**YOUR OBJECTIVE:**
Exact copies of all the lines below are needed, without the pictures.

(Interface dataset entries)
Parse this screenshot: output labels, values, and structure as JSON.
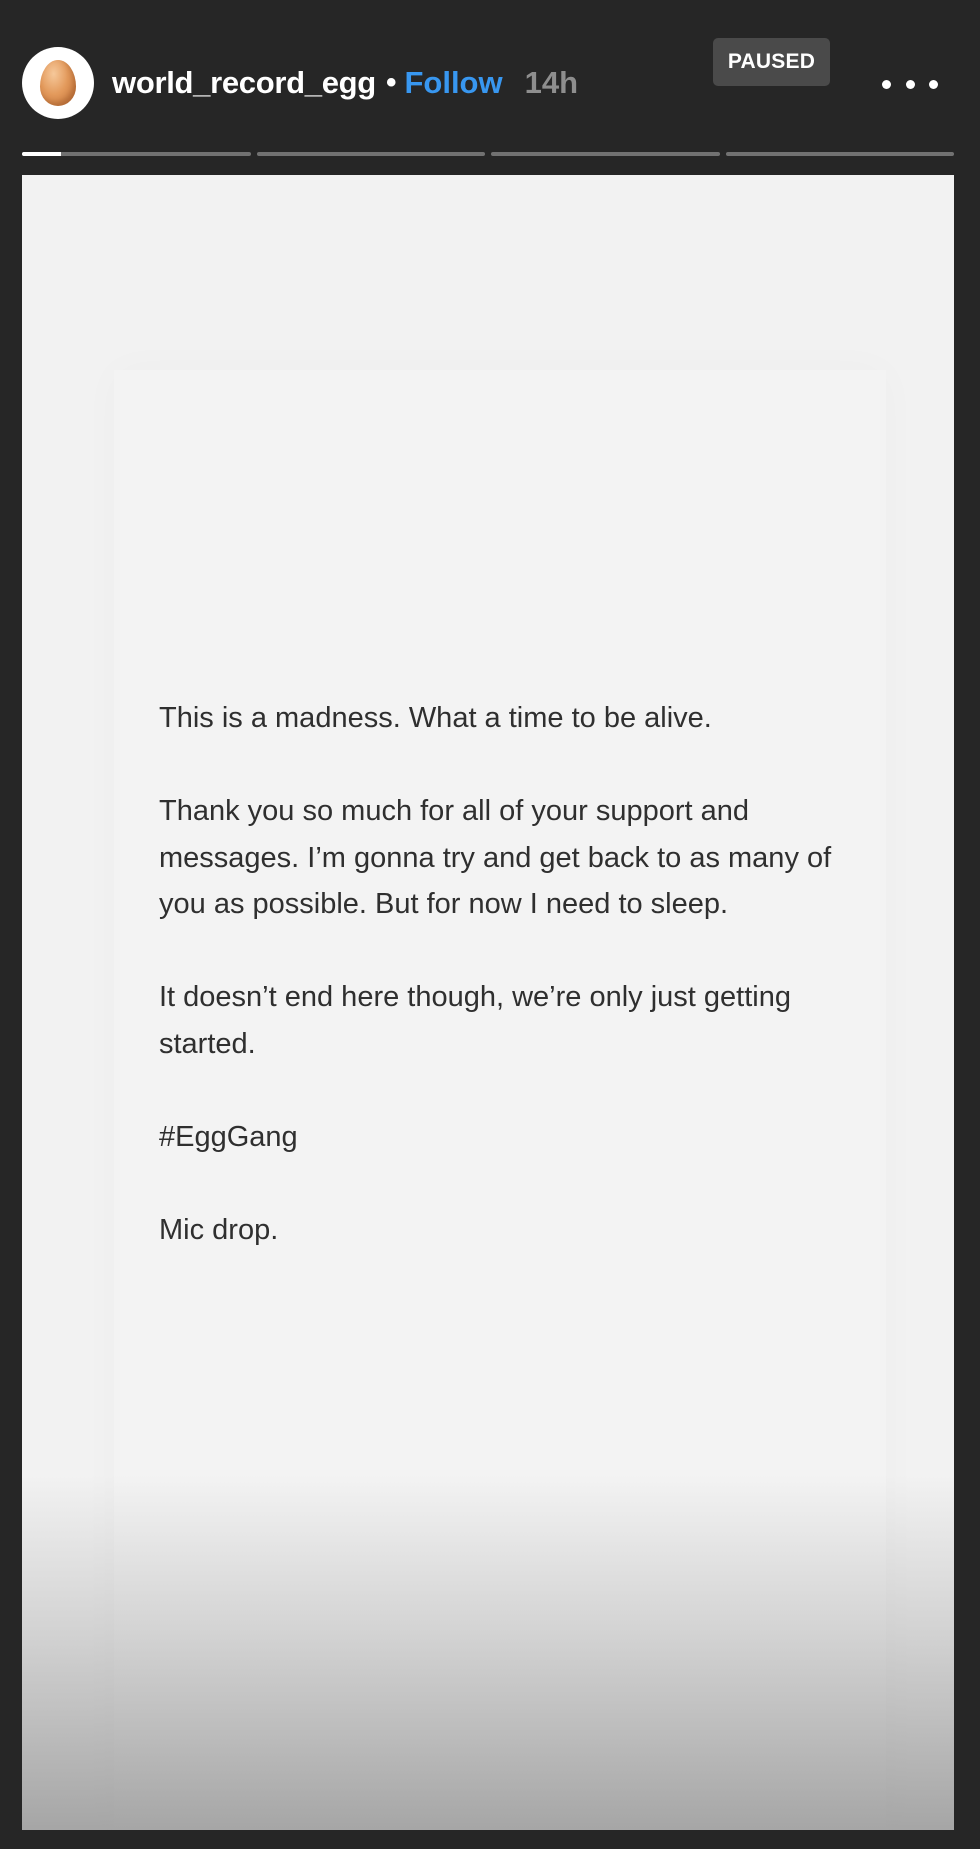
{
  "header": {
    "avatar_icon": "egg-icon",
    "username": "world_record_egg",
    "separator": "•",
    "follow_label": "Follow",
    "time_ago": "14h",
    "status_badge": "PAUSED",
    "more_icon": "more-options-icon"
  },
  "progress": {
    "segment_count": 4,
    "active_index": 0,
    "active_progress": 0.17
  },
  "story": {
    "paragraphs": [
      "This is a madness. What a time to be alive.",
      "Thank you so much for all of your support and messages. I’m gonna try and get back to as many of you as possible. But for now I need to sleep.",
      "It doesn’t end here though, we’re only just getting started.",
      "#EggGang",
      "Mic drop."
    ]
  },
  "colors": {
    "background": "#262626",
    "follow": "#3897f0",
    "time": "#8e8e8e",
    "badge": "#4a4a4a",
    "story_bg": "#f2f2f2",
    "text": "#2f2f2f"
  }
}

**EXERCISE RESPONSE:**
Parse this screenshot: output labels, values, and structure as JSON.
{
  "header": {
    "avatar_icon": "egg-icon",
    "username": "world_record_egg",
    "separator": "•",
    "follow_label": "Follow",
    "time_ago": "14h",
    "status_badge": "PAUSED",
    "more_icon": "more-options-icon"
  },
  "progress": {
    "segment_count": 4,
    "active_index": 0,
    "active_progress": 0.17
  },
  "story": {
    "paragraphs": [
      "This is a madness. What a time to be alive.",
      "Thank you so much for all of your support and messages. I’m gonna try and get back to as many of you as possible. But for now I need to sleep.",
      "It doesn’t end here though, we’re only just getting started.",
      "#EggGang",
      "Mic drop."
    ]
  },
  "colors": {
    "background": "#262626",
    "follow": "#3897f0",
    "time": "#8e8e8e",
    "badge": "#4a4a4a",
    "story_bg": "#f2f2f2",
    "text": "#2f2f2f"
  }
}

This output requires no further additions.